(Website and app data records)
============

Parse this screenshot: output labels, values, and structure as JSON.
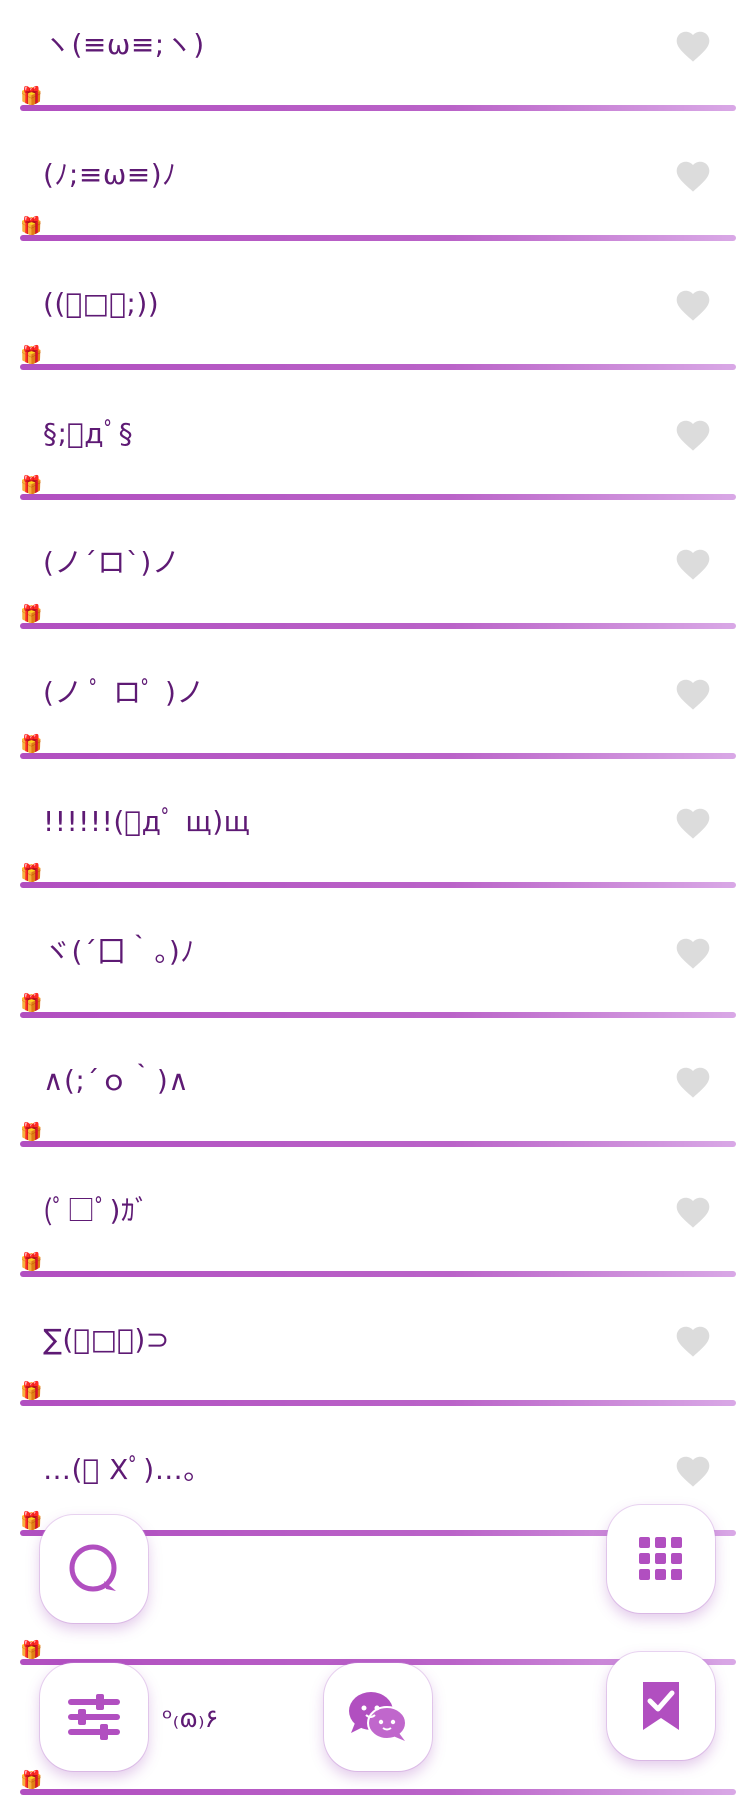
{
  "kaomoji_list": {
    "items": [
      {
        "text": "ヽ(≡ω≡;ヽ)"
      },
      {
        "text": "(ﾉ;≡ω≡)ﾉ"
      },
      {
        "text": "((ﾟ□ﾟ;))"
      },
      {
        "text": "§;ﾟдﾟ§"
      },
      {
        "text": "(ノ´ロ`)ノ"
      },
      {
        "text": "(ノ ﾟ ロﾟ )ノ"
      },
      {
        "text": "!!!!!!(ﾟдﾟ щ)щ"
      },
      {
        "text": "ヾ(´囗｀。)ﾉ"
      },
      {
        "text": "∧(;´ｏ｀)∧"
      },
      {
        "text": "(ﾟ□ﾟ)ｶﾞ"
      },
      {
        "text": "∑(ﾟ□ﾟ)⊃"
      },
      {
        "text": "…(ﾟ Xﾟ)…。"
      },
      {
        "text": ""
      },
      {
        "text": ""
      }
    ]
  },
  "partial_text": "ᵒ₍ɷ₎۶",
  "icons": {
    "heart": "heart-icon",
    "gift": "gift-icon",
    "search": "search-chat-icon",
    "grid": "grid-icon",
    "settings": "sliders-icon",
    "chat": "chat-bubbles-icon",
    "bookmark": "bookmark-check-icon"
  },
  "colors": {
    "accent": "#b14fc0",
    "text": "#5e1a74",
    "heart_inactive": "#dcdcdc"
  }
}
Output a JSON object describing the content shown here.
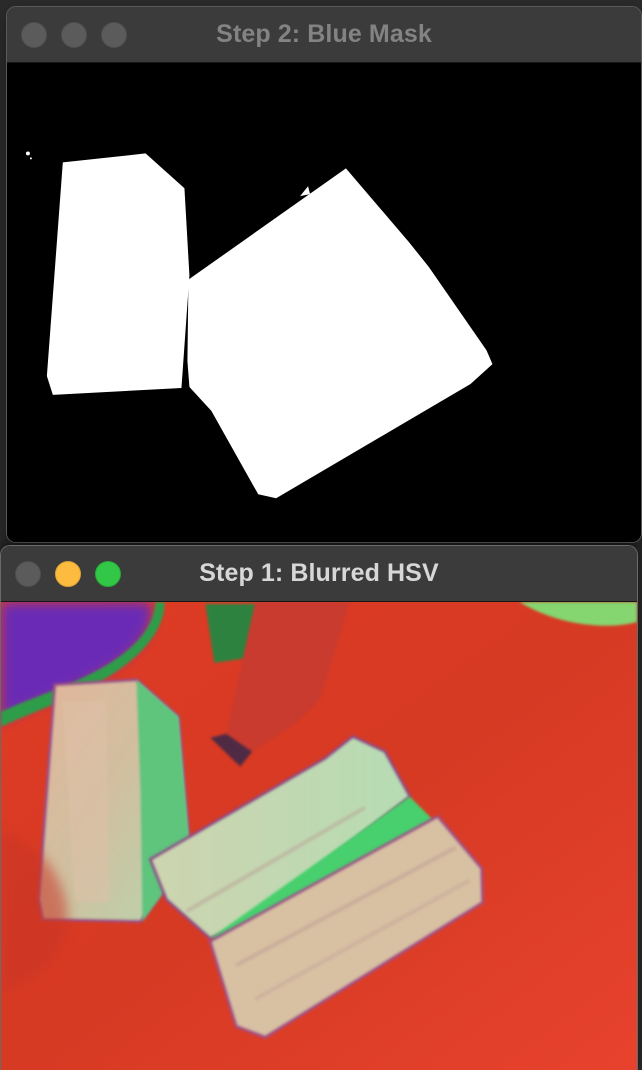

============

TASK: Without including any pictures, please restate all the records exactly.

TASK OUTPUT:
Parse this screenshot: output labels, values, and structure as JSON.
{
  "kaomoji_list": {
    "items": [
      {
        "text": "ヽ(≡ω≡;ヽ)"
      },
      {
        "text": "(ﾉ;≡ω≡)ﾉ"
      },
      {
        "text": "((ﾟ□ﾟ;))"
      },
      {
        "text": "§;ﾟдﾟ§"
      },
      {
        "text": "(ノ´ロ`)ノ"
      },
      {
        "text": "(ノ ﾟ ロﾟ )ノ"
      },
      {
        "text": "!!!!!!(ﾟдﾟ щ)щ"
      },
      {
        "text": "ヾ(´囗｀。)ﾉ"
      },
      {
        "text": "∧(;´ｏ｀)∧"
      },
      {
        "text": "(ﾟ□ﾟ)ｶﾞ"
      },
      {
        "text": "∑(ﾟ□ﾟ)⊃"
      },
      {
        "text": "…(ﾟ Xﾟ)…。"
      },
      {
        "text": ""
      },
      {
        "text": ""
      }
    ]
  },
  "partial_text": "ᵒ₍ɷ₎۶",
  "icons": {
    "heart": "heart-icon",
    "gift": "gift-icon",
    "search": "search-chat-icon",
    "grid": "grid-icon",
    "settings": "sliders-icon",
    "chat": "chat-bubbles-icon",
    "bookmark": "bookmark-check-icon"
  },
  "colors": {
    "accent": "#b14fc0",
    "text": "#5e1a74",
    "heart_inactive": "#dcdcdc"
  }
}
Output a JSON object describing the content shown here.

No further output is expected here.